To Blog or Not to Blog
To Blog or Not to Blog (at conferences). That is the question raised by an article in today’s Chronicle of Higher Education. The topic was raised by a journalist from Nature who argues that,
conference organizers can’t send mixed messages: all conferences have to be open for public discussion, or all conferences have to be closed.”
This is a very good point. Presentations at conferences are mostly open for whomever to attend, as long as you pay the traditional conference fees. If you think about it, these presentations are available to the public. A major function of conferences are to spark discussion on topics that relates to its attendees, as well as continue after the conference ends. They are essentially a gathering of the like-minded, and attendees are usually encouraged to share what they discussed or learned from their colleagues back at their place of employment (share what they learned).
While I don’t think it is okay to record & publicly post what was discussed at presentations verbatim without permission, it should be perfectly acceptable to post personal notes.

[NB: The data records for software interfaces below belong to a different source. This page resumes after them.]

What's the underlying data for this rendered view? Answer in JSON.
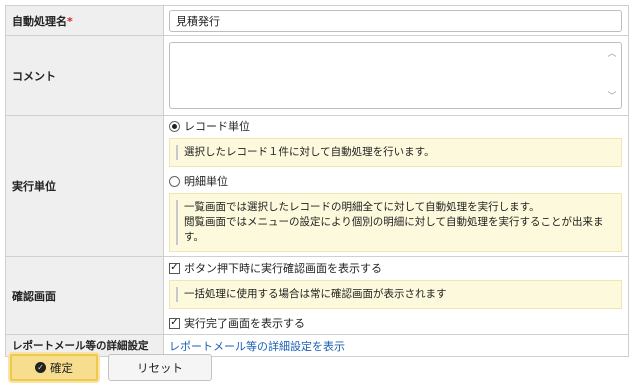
{
  "form": {
    "name": {
      "label": "自動処理名",
      "required_mark": "*",
      "value": "見積発行"
    },
    "comment": {
      "label": "コメント",
      "value": ""
    },
    "unit": {
      "label": "実行単位",
      "option_record": "レコード単位",
      "note_record": "選択したレコード１件に対して自動処理を行います。",
      "option_detail": "明細単位",
      "note_detail_line1": "一覧画面では選択したレコードの明細全てに対して自動処理を実行します。",
      "note_detail_line2": "閲覧画面ではメニューの設定により個別の明細に対して自動処理を実行することが出来ます。",
      "selected": "レコード単位"
    },
    "confirm": {
      "label": "確認画面",
      "check_before": "ボタン押下時に実行確認画面を表示する",
      "check_before_checked": true,
      "note": "一括処理に使用する場合は常に確認画面が表示されます",
      "check_after": "実行完了画面を表示する",
      "check_after_checked": true
    },
    "report": {
      "label": "レポートメール等の詳細設定",
      "link": "レポートメール等の詳細設定を表示"
    }
  },
  "buttons": {
    "confirm_label": "確定",
    "reset_label": "リセット"
  }
}
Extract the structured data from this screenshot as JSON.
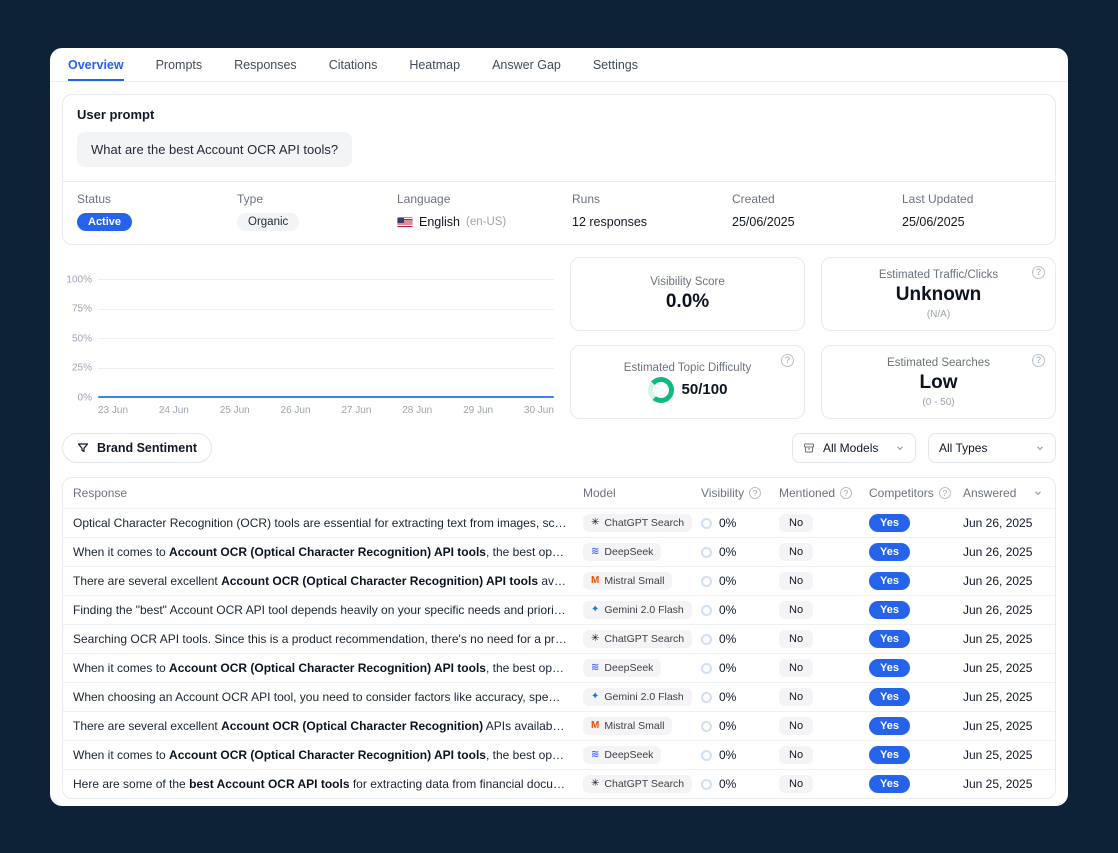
{
  "tabs": [
    {
      "label": "Overview",
      "active": true
    },
    {
      "label": "Prompts",
      "active": false
    },
    {
      "label": "Responses",
      "active": false
    },
    {
      "label": "Citations",
      "active": false
    },
    {
      "label": "Heatmap",
      "active": false
    },
    {
      "label": "Answer Gap",
      "active": false
    },
    {
      "label": "Settings",
      "active": false
    }
  ],
  "prompt_panel": {
    "label": "User prompt",
    "prompt": "What are the best Account OCR API tools?"
  },
  "meta": {
    "fields": [
      {
        "label": "Status",
        "type": "badge",
        "value": "Active"
      },
      {
        "label": "Type",
        "type": "chip",
        "value": "Organic"
      },
      {
        "label": "Language",
        "type": "language",
        "value": "English",
        "detail": "(en-US)",
        "icon": "us-flag-icon"
      },
      {
        "label": "Runs",
        "type": "text",
        "value": "12 responses"
      },
      {
        "label": "Created",
        "type": "text",
        "value": "25/06/2025"
      },
      {
        "label": "Last Updated",
        "type": "text",
        "value": "25/06/2025"
      }
    ]
  },
  "chart_data": {
    "type": "line",
    "title": "Visibility over time",
    "x": [
      "23 Jun",
      "24 Jun",
      "25 Jun",
      "26 Jun",
      "27 Jun",
      "28 Jun",
      "29 Jun",
      "30 Jun"
    ],
    "series": [
      {
        "name": "Visibility",
        "values": [
          0,
          0,
          0,
          0,
          0,
          0,
          0,
          0
        ]
      }
    ],
    "y_ticks": [
      "100%",
      "75%",
      "50%",
      "25%",
      "0%"
    ],
    "ylim": [
      0,
      100
    ],
    "grid": true,
    "legend": "none",
    "line_color": "#3b82f6"
  },
  "stat_cards": [
    {
      "title": "Visibility Score",
      "value": "0.0%",
      "help": false
    },
    {
      "title": "Estimated Traffic/Clicks",
      "value": "Unknown",
      "sub": "(N/A)",
      "help": true
    },
    {
      "title": "Estimated Topic Difficulty",
      "value": "50/100",
      "gauge": 50,
      "help": true
    },
    {
      "title": "Estimated Searches",
      "value": "Low",
      "sub": "(0 - 50)",
      "help": true
    }
  ],
  "filters": {
    "brand_sentiment_label": "Brand Sentiment",
    "models_dropdown": "All Models",
    "types_dropdown": "All Types"
  },
  "table": {
    "columns": [
      {
        "label": "Response",
        "help": false,
        "sortable": false
      },
      {
        "label": "Model",
        "help": false,
        "sortable": false
      },
      {
        "label": "Visibility",
        "help": true,
        "sortable": false
      },
      {
        "label": "Mentioned",
        "help": true,
        "sortable": false
      },
      {
        "label": "Competitors",
        "help": true,
        "sortable": false
      },
      {
        "label": "Answered",
        "help": false,
        "sortable": true
      }
    ],
    "rows": [
      {
        "response": [
          {
            "t": "Optical Character Recognition (OCR) tools are essential for extracting text from images, scanned documents, ..."
          }
        ],
        "model": "ChatGPT Search",
        "model_icon": "openai",
        "visibility": "0%",
        "mentioned": "No",
        "competitors": "Yes",
        "answered": "Jun 26, 2025"
      },
      {
        "response": [
          {
            "t": "When it comes to "
          },
          {
            "t": "Account OCR (Optical Character Recognition) API tools",
            "b": true
          },
          {
            "t": ", the best options depend on you..."
          }
        ],
        "model": "DeepSeek",
        "model_icon": "deepseek",
        "visibility": "0%",
        "mentioned": "No",
        "competitors": "Yes",
        "answered": "Jun 26, 2025"
      },
      {
        "response": [
          {
            "t": "There are several excellent "
          },
          {
            "t": "Account OCR (Optical Character Recognition) API tools",
            "b": true
          },
          {
            "t": " available, depending on..."
          }
        ],
        "model": "Mistral Small",
        "model_icon": "mistral",
        "visibility": "0%",
        "mentioned": "No",
        "competitors": "Yes",
        "answered": "Jun 26, 2025"
      },
      {
        "response": [
          {
            "t": "Finding the \"best\" Account OCR API tool depends heavily on your specific needs and priorities. Here's a breakd..."
          }
        ],
        "model": "Gemini 2.0 Flash",
        "model_icon": "gemini",
        "visibility": "0%",
        "mentioned": "No",
        "competitors": "Yes",
        "answered": "Jun 26, 2025"
      },
      {
        "response": [
          {
            "t": "Searching OCR API tools. Since this is a product recommendation, there's no need for a product query. I'll just l..."
          }
        ],
        "model": "ChatGPT Search",
        "model_icon": "openai",
        "visibility": "0%",
        "mentioned": "No",
        "competitors": "Yes",
        "answered": "Jun 25, 2025"
      },
      {
        "response": [
          {
            "t": "When it comes to "
          },
          {
            "t": "Account OCR (Optical Character Recognition) API tools",
            "b": true
          },
          {
            "t": ", the best options depend on you..."
          }
        ],
        "model": "DeepSeek",
        "model_icon": "deepseek",
        "visibility": "0%",
        "mentioned": "No",
        "competitors": "Yes",
        "answered": "Jun 25, 2025"
      },
      {
        "response": [
          {
            "t": "When choosing an Account OCR API tool, you need to consider factors like accuracy, speed, pricing, ease of in..."
          }
        ],
        "model": "Gemini 2.0 Flash",
        "model_icon": "gemini",
        "visibility": "0%",
        "mentioned": "No",
        "competitors": "Yes",
        "answered": "Jun 25, 2025"
      },
      {
        "response": [
          {
            "t": "There are several excellent "
          },
          {
            "t": "Account OCR (Optical Character Recognition)",
            "b": true
          },
          {
            "t": " APIs available, depending on your..."
          }
        ],
        "model": "Mistral Small",
        "model_icon": "mistral",
        "visibility": "0%",
        "mentioned": "No",
        "competitors": "Yes",
        "answered": "Jun 25, 2025"
      },
      {
        "response": [
          {
            "t": "When it comes to "
          },
          {
            "t": "Account OCR (Optical Character Recognition) API tools",
            "b": true
          },
          {
            "t": ", the best options depend on you..."
          }
        ],
        "model": "DeepSeek",
        "model_icon": "deepseek",
        "visibility": "0%",
        "mentioned": "No",
        "competitors": "Yes",
        "answered": "Jun 25, 2025"
      },
      {
        "response": [
          {
            "t": "Here are some of the "
          },
          {
            "t": "best Account OCR API tools",
            "b": true
          },
          {
            "t": " for extracting data from financial documents like invoices,..."
          }
        ],
        "model": "ChatGPT Search",
        "model_icon": "openai",
        "visibility": "0%",
        "mentioned": "No",
        "competitors": "Yes",
        "answered": "Jun 25, 2025"
      }
    ]
  }
}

The ability for anyone to make information publicly available has essentially made everyone a potential journalist. This is another subtle shift in scholarly communication that conference organizers should be well aware, as well as presenters and attendees.